### Stored entries
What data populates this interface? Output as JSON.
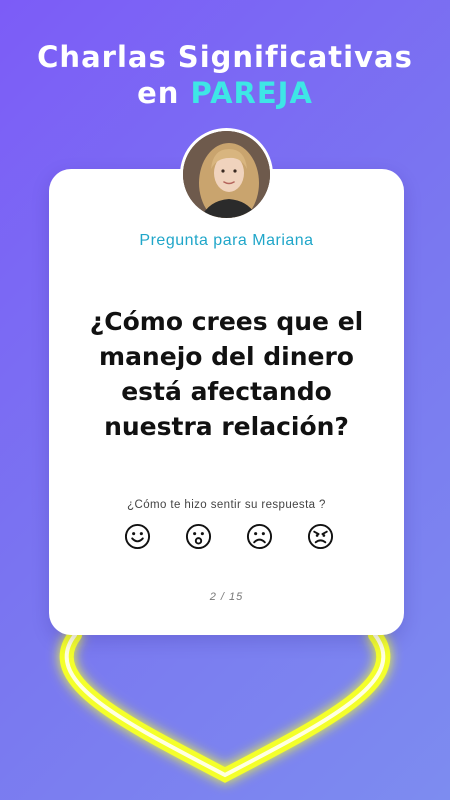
{
  "header": {
    "line1": "Charlas Significativas",
    "line2_prefix": "en ",
    "line2_accent": "PAREJA",
    "accent_color": "#3ee6e6"
  },
  "card": {
    "prompt": "Pregunta para Mariana",
    "question": "¿Cómo crees que el manejo del dinero está afectando nuestra relación?",
    "feeling_prompt": "¿Cómo te hizo sentir su respuesta ?",
    "reactions": [
      "smile-icon",
      "surprised-icon",
      "sad-icon",
      "angry-icon"
    ],
    "counter": "2 / 15"
  },
  "colors": {
    "background_start": "#7c5cf7",
    "background_end": "#7d8cf0",
    "prompt": "#20a6c9",
    "neon": "#f7ff3a"
  }
}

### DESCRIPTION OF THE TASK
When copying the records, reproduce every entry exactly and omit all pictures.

### YOUR SOLUTION
What data populates this interface? Output as JSON.
{
  "header": {
    "line1": "Charlas Significativas",
    "line2_prefix": "en ",
    "line2_accent": "PAREJA",
    "accent_color": "#3ee6e6"
  },
  "card": {
    "prompt": "Pregunta para Mariana",
    "question": "¿Cómo crees que el manejo del dinero está afectando nuestra relación?",
    "feeling_prompt": "¿Cómo te hizo sentir su respuesta ?",
    "reactions": [
      "smile-icon",
      "surprised-icon",
      "sad-icon",
      "angry-icon"
    ],
    "counter": "2 / 15"
  },
  "colors": {
    "background_start": "#7c5cf7",
    "background_end": "#7d8cf0",
    "prompt": "#20a6c9",
    "neon": "#f7ff3a"
  }
}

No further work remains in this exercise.